    Given those strictures and limits, what would be your priorities? What MUST you get? Remember that the initial $200 includes plates, cutlery, pots, etc. But it's just you and no one else to worry about.

    My situation is not nearly that bad, in fact I'm over-exaggerating, but the situation did get me thinking about the bare essentials during lean times.
    Not done yet...

  • #2
    Plates and pots and pans and such from the Goodwill or equivalent. Check Craigslist for a deep freeze so you can stock up if something is on sale. Apply for food stamps. Cheap protein like eggs, sardines etc. Much easier if alone, I don't know how folks w/ kids do it even if not in dire circumstances.
    Wheat is the new tobacco. Spread the word.

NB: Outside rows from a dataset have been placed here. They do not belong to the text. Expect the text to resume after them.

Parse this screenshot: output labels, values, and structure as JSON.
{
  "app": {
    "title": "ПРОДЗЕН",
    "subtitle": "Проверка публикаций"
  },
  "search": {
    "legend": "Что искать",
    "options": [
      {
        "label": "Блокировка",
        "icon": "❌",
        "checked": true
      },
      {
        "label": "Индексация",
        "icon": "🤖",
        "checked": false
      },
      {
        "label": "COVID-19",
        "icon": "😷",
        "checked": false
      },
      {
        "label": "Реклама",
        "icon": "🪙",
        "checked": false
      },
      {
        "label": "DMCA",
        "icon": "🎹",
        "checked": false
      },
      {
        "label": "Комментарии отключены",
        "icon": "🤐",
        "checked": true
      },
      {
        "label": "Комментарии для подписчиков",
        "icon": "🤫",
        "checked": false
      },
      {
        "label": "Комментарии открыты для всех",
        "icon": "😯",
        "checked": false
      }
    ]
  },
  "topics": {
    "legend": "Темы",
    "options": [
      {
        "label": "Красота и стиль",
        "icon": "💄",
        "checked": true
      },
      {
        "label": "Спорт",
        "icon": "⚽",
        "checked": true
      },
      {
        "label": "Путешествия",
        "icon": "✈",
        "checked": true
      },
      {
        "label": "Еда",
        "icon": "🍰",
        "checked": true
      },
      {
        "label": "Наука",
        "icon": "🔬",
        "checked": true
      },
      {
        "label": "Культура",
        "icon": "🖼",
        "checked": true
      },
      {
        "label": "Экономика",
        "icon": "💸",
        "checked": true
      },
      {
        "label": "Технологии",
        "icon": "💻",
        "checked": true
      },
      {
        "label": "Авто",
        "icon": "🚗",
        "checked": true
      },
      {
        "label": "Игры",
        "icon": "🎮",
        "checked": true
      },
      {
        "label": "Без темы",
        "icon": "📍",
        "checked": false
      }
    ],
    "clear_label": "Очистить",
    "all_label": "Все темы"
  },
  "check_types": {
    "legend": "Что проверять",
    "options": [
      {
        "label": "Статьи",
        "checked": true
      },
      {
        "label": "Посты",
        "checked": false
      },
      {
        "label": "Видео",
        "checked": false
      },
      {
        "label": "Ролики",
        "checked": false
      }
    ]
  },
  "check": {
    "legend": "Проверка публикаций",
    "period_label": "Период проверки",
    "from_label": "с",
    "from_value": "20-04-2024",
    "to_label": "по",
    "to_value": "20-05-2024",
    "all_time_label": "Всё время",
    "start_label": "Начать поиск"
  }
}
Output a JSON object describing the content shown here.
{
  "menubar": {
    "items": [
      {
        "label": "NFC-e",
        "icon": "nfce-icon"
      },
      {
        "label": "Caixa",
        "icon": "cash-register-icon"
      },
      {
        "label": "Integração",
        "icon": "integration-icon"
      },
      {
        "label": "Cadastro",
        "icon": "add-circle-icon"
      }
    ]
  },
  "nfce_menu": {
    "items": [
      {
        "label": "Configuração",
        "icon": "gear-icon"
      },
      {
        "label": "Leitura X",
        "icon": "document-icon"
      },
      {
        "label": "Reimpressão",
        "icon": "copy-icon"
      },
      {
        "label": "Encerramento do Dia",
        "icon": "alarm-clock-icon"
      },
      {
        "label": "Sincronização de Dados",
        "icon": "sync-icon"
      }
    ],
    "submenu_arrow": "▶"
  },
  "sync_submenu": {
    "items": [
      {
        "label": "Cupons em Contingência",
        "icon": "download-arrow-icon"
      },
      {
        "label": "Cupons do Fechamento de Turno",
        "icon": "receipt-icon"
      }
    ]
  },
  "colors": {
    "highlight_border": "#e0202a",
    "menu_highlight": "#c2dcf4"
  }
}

    • #3
      I would just get one plate, one pot, one pan, one roasting pan, one fork, one cup from Goodwill. Every dollar counts. As Dave Ramsey would say, "Make every dollar scream." Ditto Ivy on the eggs, sardines. Add tuna and chicken drumsticks. Find the grocery store in your town that is the no-frills, you-bag-yourself store. Prices are always cheaper there. Stay away from Safeway; their prices are highway robbery. Only buy produce that's on sale. Whatever is on sale that week is what you'll be eating. Get salt, pepper, napkins, and mustard and mayo packets from the deli section of said grocery. No need to clear them out -- only take as much as you need until you shop again, or get another infusion of cash. Walk as much as possible rather than driving. Gas is expensive.
      "Let food be thy medicine and medicine be thy food." -- Hippocrates


      • #4
        I love this. Even if you have unlimited cash, this is good sense. Thanks. Like I said, I'm only living on the edge (not food stamps bad, more college student level) for the next 2 months or so, and then back to having more cash than I actually need. Basically it's because I'm paying off some stuff now so that I don't have to worry about it later). After rent, emergency cash, and a tiny food budget (and other incidentals like gas which I've budgeted for as high as $4/gallon) it should take me 2 months to pay it off completely.
        Not done yet...